says that "no strongly polynomial algorithm exists for the problem of finding the set of solutions to a system of linear diophantine equations in the complexity model allowing the operations $\{ +, -, \times, /, \bmod, < \}$." But if one assumes the gcd can be found quickly, then the system can be solved in strongly polynomial time.

share|cite|improve this answer
Thank you for this source. :) – Michael Wehar Feb 16 at 0:50
Do you happen to know about the complexity of determining whether or not a system of inequalities has integer solutions? – Michael Wehar Feb 16 at 0:57
Awesome!
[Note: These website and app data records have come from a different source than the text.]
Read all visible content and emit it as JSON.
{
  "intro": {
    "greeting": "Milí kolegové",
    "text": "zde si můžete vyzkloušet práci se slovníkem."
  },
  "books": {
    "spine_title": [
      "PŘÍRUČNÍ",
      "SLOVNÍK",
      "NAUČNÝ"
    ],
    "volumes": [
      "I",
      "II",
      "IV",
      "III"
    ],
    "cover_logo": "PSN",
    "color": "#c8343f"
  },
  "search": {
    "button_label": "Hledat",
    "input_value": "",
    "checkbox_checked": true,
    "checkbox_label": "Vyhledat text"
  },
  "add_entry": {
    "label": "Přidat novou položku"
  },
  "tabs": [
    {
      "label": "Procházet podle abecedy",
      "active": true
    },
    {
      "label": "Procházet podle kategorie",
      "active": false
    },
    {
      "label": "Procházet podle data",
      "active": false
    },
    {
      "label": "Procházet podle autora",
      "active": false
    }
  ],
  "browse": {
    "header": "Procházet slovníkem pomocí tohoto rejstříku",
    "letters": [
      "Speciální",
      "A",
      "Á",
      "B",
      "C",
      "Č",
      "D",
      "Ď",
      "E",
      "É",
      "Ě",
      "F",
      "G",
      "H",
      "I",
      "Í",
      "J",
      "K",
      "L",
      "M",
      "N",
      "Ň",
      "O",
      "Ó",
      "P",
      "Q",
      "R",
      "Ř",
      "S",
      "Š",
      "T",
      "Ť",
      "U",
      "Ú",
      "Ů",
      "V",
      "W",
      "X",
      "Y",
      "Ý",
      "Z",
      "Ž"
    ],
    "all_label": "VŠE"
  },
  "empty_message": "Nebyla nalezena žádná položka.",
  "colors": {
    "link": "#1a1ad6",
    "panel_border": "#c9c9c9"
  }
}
Thank you very much. I appreciate it. :) – Michael Wehar Feb 16 at 4:31

GAP provides a function NullspaceIntMat which solves systems of linear diophantine equations. The documentation says:

25.1-2 SolutionIntMat

* SolutionIntMat( mat, vec ) ───────────────────────────────────── operation

If  mat  is  a  matrix  with integral entries and vec a vector with integral
entries,  this  function  returns  a vector x with integer entries that is a
solution  of  the  equation x * mat = vec. It returns fail if no such vector

────────────────────────────────  Example  ─────────────────────────────────
  gap> mat:=[[1,2,7],[4,5,6],[7,8,9],[10,11,19],[5,7,12]];;
  gap> SolutionMat(mat,[95,115,182]);
  [ 47/4, -17/2, 67/4, 0, 0 ]
  gap> SolutionIntMat(mat,[95,115,182]);
  [ 2285, -5854, 4888, -1299, 0 ]

The source code can be found in the file lib/ included in the GAP distribution.

There is also a function SolutionNullspaceIntMat which additionally computes a basis of the integral nullspace of the given matrix.

share|cite|improve this answer

Your Answer


By posting your answer, you agree to the privacy policy and terms of service.

Not the answer you're looking for? Browse other questions tagged or ask your own question.